Today, as Amazon finally starts shipping it, my book is available basically everywhere.  And while I have been encouraged that Perpetual Chess Improvement has gotten mostly positive receptions so far, there are already a few things I would change if I could. I am sure I will become aware of more desired amendments as I continue to receive feedback on the book and continue to interview people and learn ever more about how to improve at chess.

 Here are 5 changes I would already make to my book if I could. (Minor spoilers forthcoming.) 

  1. One needs not only a study routine but, ideally, a structured study plan. 

This was a point raised in a review by GM Jesse Kraai and he is right. Some players do manage to improve with a somewhat scattershot approach, but if you are a working adult trying to get better at chess, you are doing yourself a disservice if you don’t take advantage of the structure that coaches and cohorts like the ChessDoJo and Chessgoals can provide. I should have highlighted the importance of a structured plan somewhere in the book. 

2. I forgot to include an important piece of advice for ambitious young adult chess players- The time for chess improvement is now! 

Like a lot of chess players, I played quite actively and improved the most in my teenage years. My play slowed down when I went to university, and then through most of my 20s I was not pursuing tournament chess seriously. These days, in my 40s, I am back on the chess grind, but time is scarce.  When Dr. Christopher Chabris interviewed me about the book, he asked if I ever regretted that approach, as I possibly could have achieved more as a player if I hadn’t skipped those years. I sensed that this was also a question that Dr. Chabris,(who is a USCF Master as well as an accomplished cognitive scientist) had grappled with himself. As Dr. David Eagleman has written “brain plasticity declines with age.” and this likely means that it gets more challenging to improve at chess (particularly at calculating), as you get older. This does not mean that one cannot improve at chess past the age of 30, in the book I share some inspiring stories of improvers of all ages, but chess improvement does get more challenging as one faces the double whammy of less energy and less time. But for me, studying more chess in my 20s would not have been the best choice,  I had a lot to figure out in my 20s on a personal and professional level, and chess was pretty low on my list of priorities. But if you are young and have the desire and bandwidth to devote a lot of time to chess improvement it is a good phase of life to do it, as it doesn’t get any easier as the years go on. 

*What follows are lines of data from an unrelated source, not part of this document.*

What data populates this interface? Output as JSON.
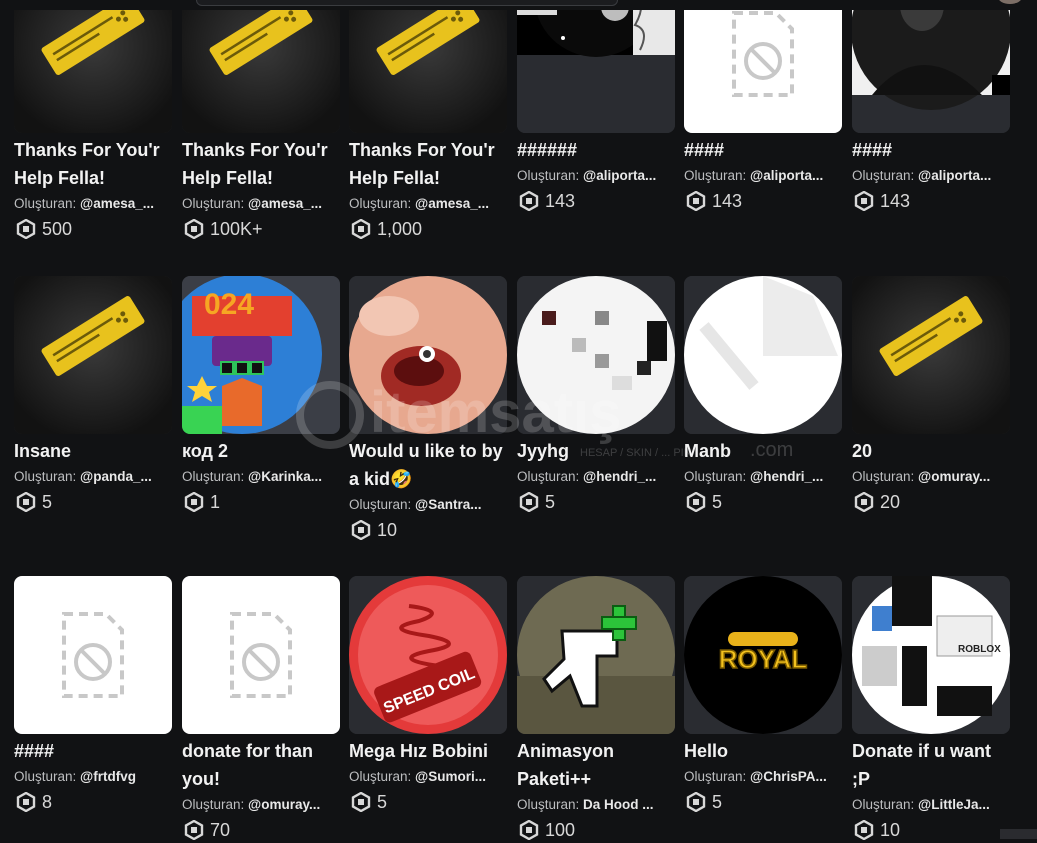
{
  "creator_prefix": "Oluşturan:",
  "items": [
    {
      "name": "Thanks For You'r Help Fella!",
      "creator": "@amesa_...",
      "price": "500",
      "thumb": "ticket-icon"
    },
    {
      "name": "Thanks For You'r Help Fella!",
      "creator": "@amesa_...",
      "price": "100K+",
      "thumb": "ticket-icon"
    },
    {
      "name": "Thanks For You'r Help Fella!",
      "creator": "@amesa_...",
      "price": "1,000",
      "thumb": "ticket-icon"
    },
    {
      "name": "######",
      "creator": "@aliporta...",
      "price": "143",
      "thumb": "sketch-image"
    },
    {
      "name": "####",
      "creator": "@aliporta...",
      "price": "143",
      "thumb": "unavailable-icon"
    },
    {
      "name": "####",
      "creator": "@aliporta...",
      "price": "143",
      "thumb": "portrait-image"
    },
    {
      "name": "Insane",
      "creator": "@panda_...",
      "price": "5",
      "thumb": "ticket-icon"
    },
    {
      "name": "код 2",
      "creator": "@Karinka...",
      "price": "1",
      "thumb": "colorful-image"
    },
    {
      "name": "Would u like to by a kid🤣",
      "creator": "@Santra...",
      "price": "10",
      "thumb": "face-image"
    },
    {
      "name": "Jyyhg",
      "creator": "@hendri_...",
      "price": "5",
      "thumb": "pixel-image"
    },
    {
      "name": "Manb",
      "creator": "@hendri_...",
      "price": "5",
      "thumb": "white-circle-image"
    },
    {
      "name": "20",
      "creator": "@omuray...",
      "price": "20",
      "thumb": "ticket-icon"
    },
    {
      "name": "####",
      "creator": "@frtdfvg",
      "price": "8",
      "thumb": "unavailable-icon"
    },
    {
      "name": "donate for than you!",
      "creator": "@omuray...",
      "price": "70",
      "thumb": "unavailable-icon"
    },
    {
      "name": "Mega Hız Bobini",
      "creator": "@Sumori...",
      "price": "5",
      "thumb": "speed-coil-image",
      "badge_text": "SPEED COIL"
    },
    {
      "name": "Animasyon Paketi++",
      "creator": "Da Hood ...",
      "price": "100",
      "thumb": "animation-image"
    },
    {
      "name": "Hello",
      "creator": "@ChrisPA...",
      "price": "5",
      "thumb": "royal-image",
      "badge_text": "ROYAL"
    },
    {
      "name": "Donate if u want ;P",
      "creator": "@LittleJa...",
      "price": "10",
      "thumb": "roblox-template-image",
      "badge_text": "ROBLOX"
    }
  ],
  "watermark": {
    "brand": "itemsatış",
    "tagline": "HESAP / SKIN / ... PIN",
    "suffix": ".com"
  }
}
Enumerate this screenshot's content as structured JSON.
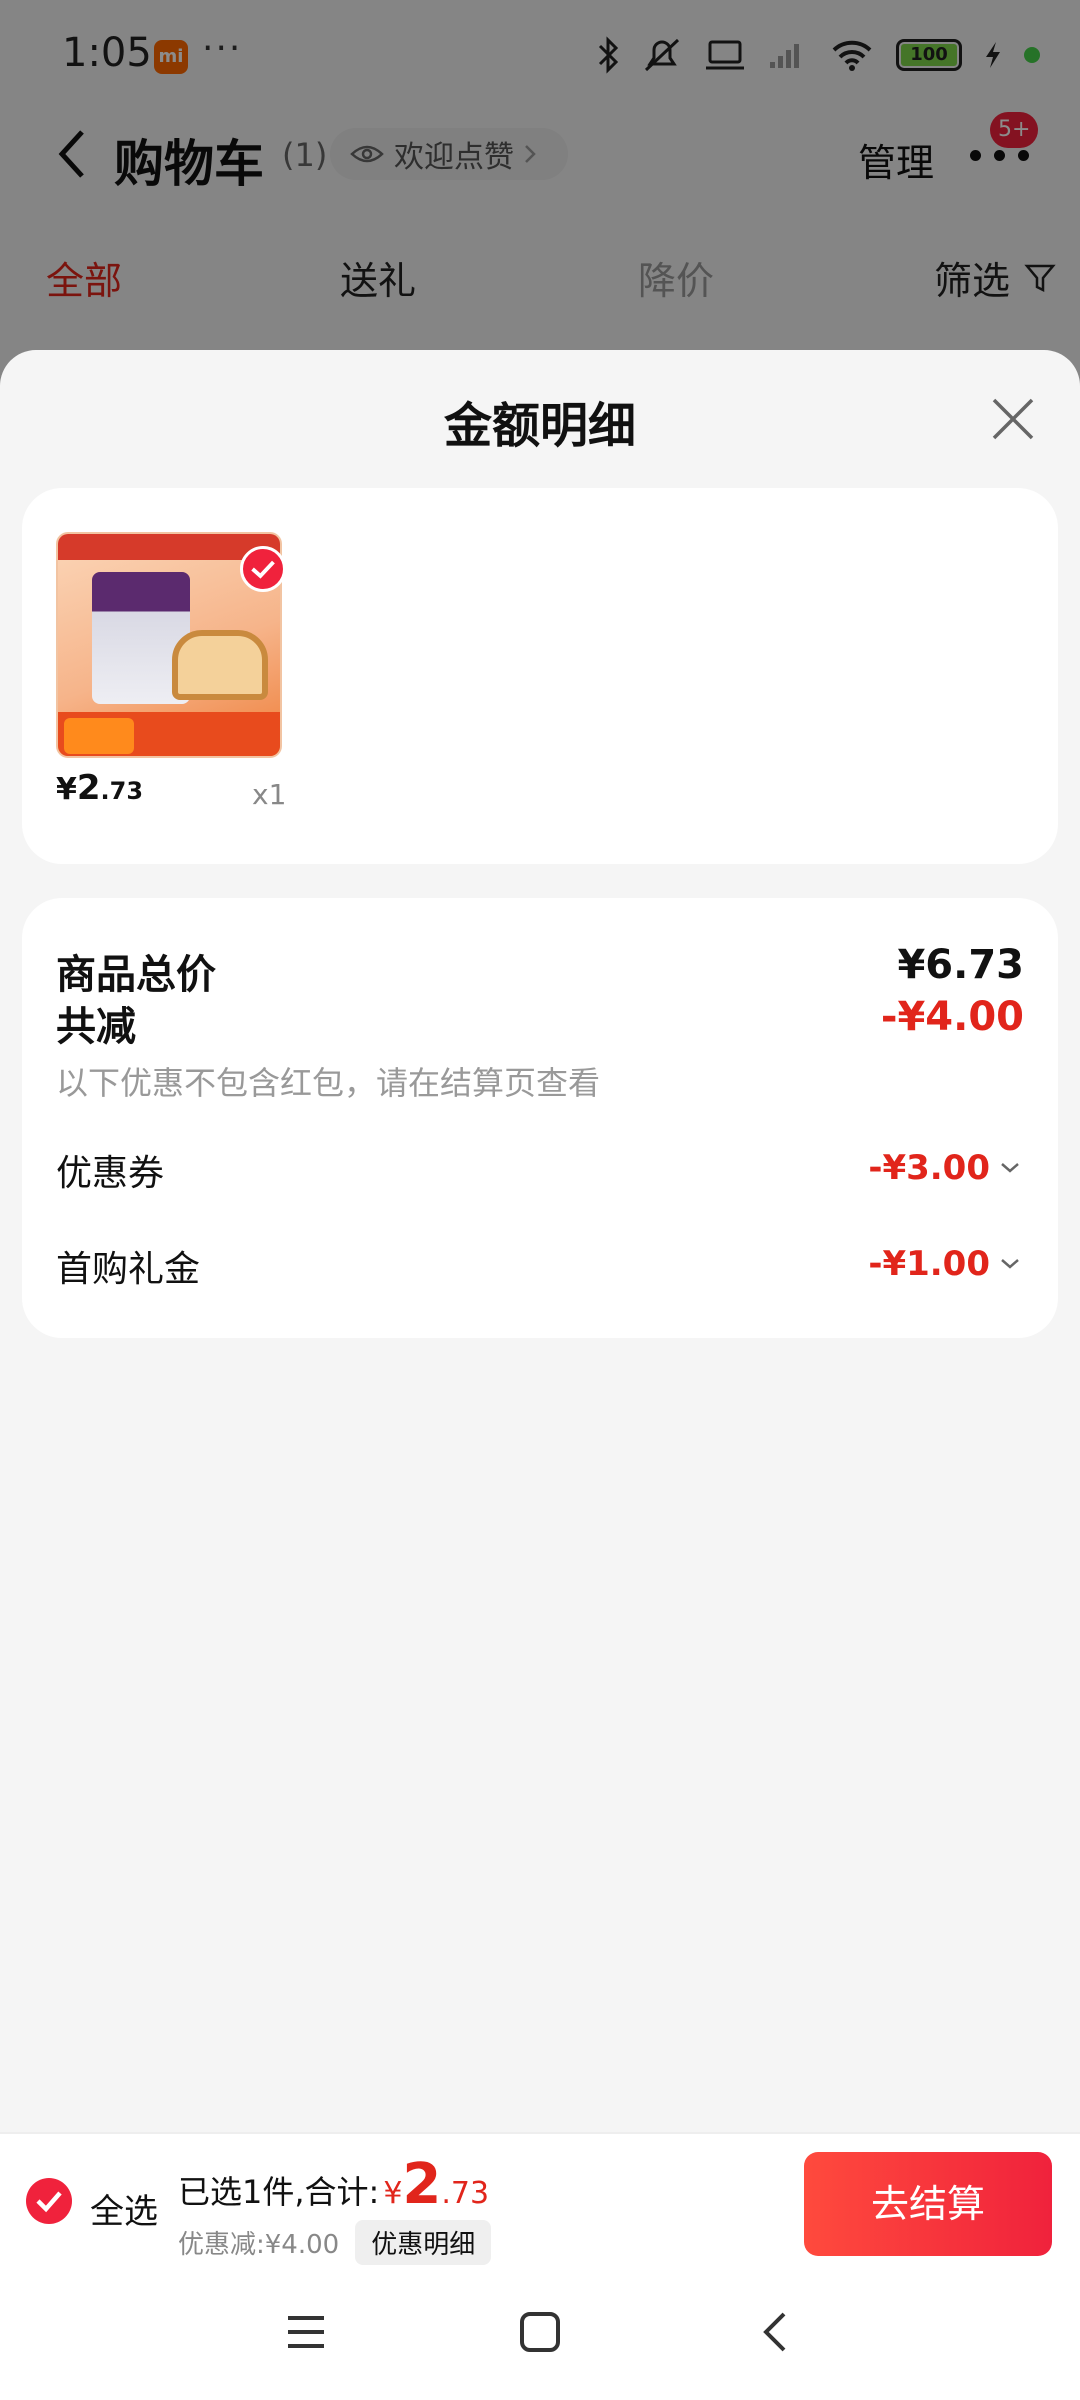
{
  "status": {
    "time": "1:05",
    "carrier_badge": "mi",
    "dots": "···",
    "battery": "100",
    "icons": [
      "bluetooth-icon",
      "silent-icon",
      "laptop-icon",
      "signal-icon",
      "wifi-icon",
      "battery-icon",
      "charging-icon"
    ]
  },
  "header": {
    "title": "购物车",
    "count": "(1)",
    "welcome": "欢迎点赞",
    "manage": "管理",
    "more_badge": "5+"
  },
  "tabs": [
    "全部",
    "送礼",
    "降价"
  ],
  "filter_label": "筛选",
  "sheet": {
    "title": "金额明细",
    "product": {
      "price_yen": "¥",
      "price_int": "2",
      "price_dec": ".73",
      "qty": "x1"
    },
    "total_label": "商品总价",
    "total_value": "¥6.73",
    "reduce_label": "共减",
    "reduce_value": "-¥4.00",
    "note": "以下优惠不包含红包，请在结算页查看",
    "coupon_label": "优惠券",
    "coupon_value": "-¥3.00",
    "gift_label": "首购礼金",
    "gift_value": "-¥1.00"
  },
  "bottom": {
    "select_all": "全选",
    "selected_text": "已选1件,合计:",
    "total_yen": "¥",
    "total_int": "2",
    "total_dec": ".73",
    "discount_text": "优惠减:¥4.00",
    "detail_pill": "优惠明细",
    "checkout": "去结算"
  },
  "colors": {
    "accent_red": "#e1251b",
    "button_red": "#f0223c",
    "background": "#f5f5f5"
  }
}
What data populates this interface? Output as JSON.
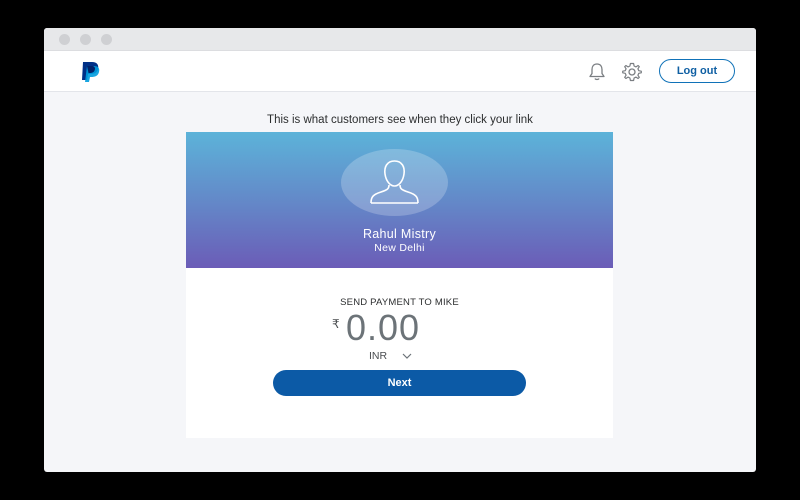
{
  "header": {
    "logout_label": "Log out",
    "brand_color": "#003087",
    "accent_color": "#0c5aa6",
    "icons": [
      "paypal-logo",
      "bell-icon",
      "gear-icon"
    ]
  },
  "preview": {
    "caption": "This is what customers see when they click your link",
    "profile": {
      "name": "Rahul Mistry",
      "location": "New Delhi",
      "avatar_icon": "user-silhouette-icon"
    },
    "payment": {
      "label": "SEND PAYMENT TO MIKE",
      "currency_symbol": "₹",
      "amount": "0.00",
      "currency": "INR",
      "next_label": "Next"
    },
    "hero_gradient": [
      "#5cb3d9",
      "#6b5cb7"
    ]
  }
}
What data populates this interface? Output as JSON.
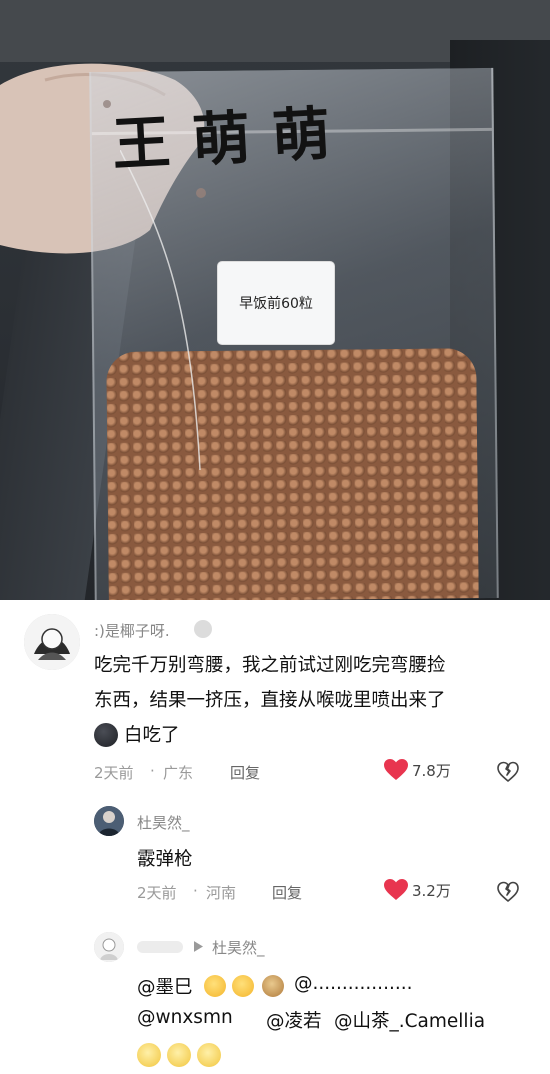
{
  "photo": {
    "handwriting": "王萌萌",
    "label_card": "早饭前60粒"
  },
  "comments": [
    {
      "username": ":)是椰子呀.",
      "text_line1": "吃完千万别弯腰，我之前试过刚吃完弯腰捡",
      "text_line2": "东西，结果一挤压，直接从喉咙里喷出来了",
      "text_line3": "白吃了",
      "time": "2天前",
      "location": "广东",
      "reply_label": "回复",
      "likes": "7.8万"
    },
    {
      "username": "杜昊然_",
      "text": "霰弹枪",
      "time": "2天前",
      "location": "河南",
      "reply_label": "回复",
      "likes": "3.2万"
    },
    {
      "reply_to": "杜昊然_",
      "line1_mention1": "@墨巳",
      "line1_mention2": "@.................",
      "line2_mention1": "@wnxsmn",
      "line2_mention2": "@凌若",
      "line2_mention3": "@山茶_.Camellia"
    }
  ],
  "colors": {
    "heart": "#e8354f",
    "meta": "#9a9a9a",
    "username": "#888888"
  },
  "icons": [
    "heart-icon",
    "broken-heart-icon",
    "reply-arrow-icon",
    "emoji-icon"
  ]
}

  3. Part of the reason that people studied the classics so often, is that they had no other games to study!

One of the many recurring chess improvement debates that I address in the book is “Do we still need to study the classics?” My answer, somewhat reluctantly, is that if our only goal is to get better at chess, we no longer need to study them.  I stand by that assertion, but after the draft was turned in, I heard renowned author GM Jacob Aagaard make an important additional point  on the Chess Journeys Podcast. Jacob said that the reason the classics became the classics is that in those days there were very few games to study! These days, there are millions of games to comb through, and we can see original instructive positions from modern games without needing to endlessly repeat the old ones.  I was glad to hear that GM Aagaard broadly backed up my assertion, but I wish I had thought of that specific point when writing the book. By the way, I still enjoy tracing the evolution of chess learning through history, I just don't view it as vital to chess improvement.

  1. I neglected a few details about Solitaire Chess. 

In my book, I discuss the idea of using “solitaire chess” or “guess the move” as a training method. Top trainers and players like GM Gregory Kaidanov and GM Alex Fishbein have explained its benefits in interviews, and it can be a fun way to learn more about players and to actively practice all phases of the game. There are a few additional points I wish I had raised. 1. In addition to mimicking solitaire chess in LiChess studies, or on Chessbase (as I mentioned), one can also play solitaire chess on Forward Chess and ChessTempo (which I didn’t mention) . 2. I forgot that one, of course, should write down the moves when “playing” solitaire chess. My friend FM Nate Solon highlighted this and some other helpful points when he recently wrote about it

  1. IM Jeremy Silman’s classic book, Silman’s Complete Endgame Course is now available on Chessable!

 In a chapter devoted to how to approach endgames, I mention that this classic book, by the legendary, recently deceased IM,  is all that anyone rated below 2000 really needs. At the time of writing, I lamented that the book was not available in digital format (aside from Kindle), , because digital books can be a great way to study chess on the go. In the subsequent months, Chessable has adapted the book (presented by IM Alex Banzea), so that is all the more reason to recommend it. (Chessable is a sponsor of the Perpetual Chess Podcast, but I was not compensated for this, or any other endorsement within the book.) 

So I am sure that I will have more amendments and would be do-overs as time goes on, but overall I am happy with the book I have written. If you would like to know more about the book, New in Chess has shared a free excerpt here, and you can find a short video preview of the book below as well.  If you decide to check out the book, I hope you enjoy it!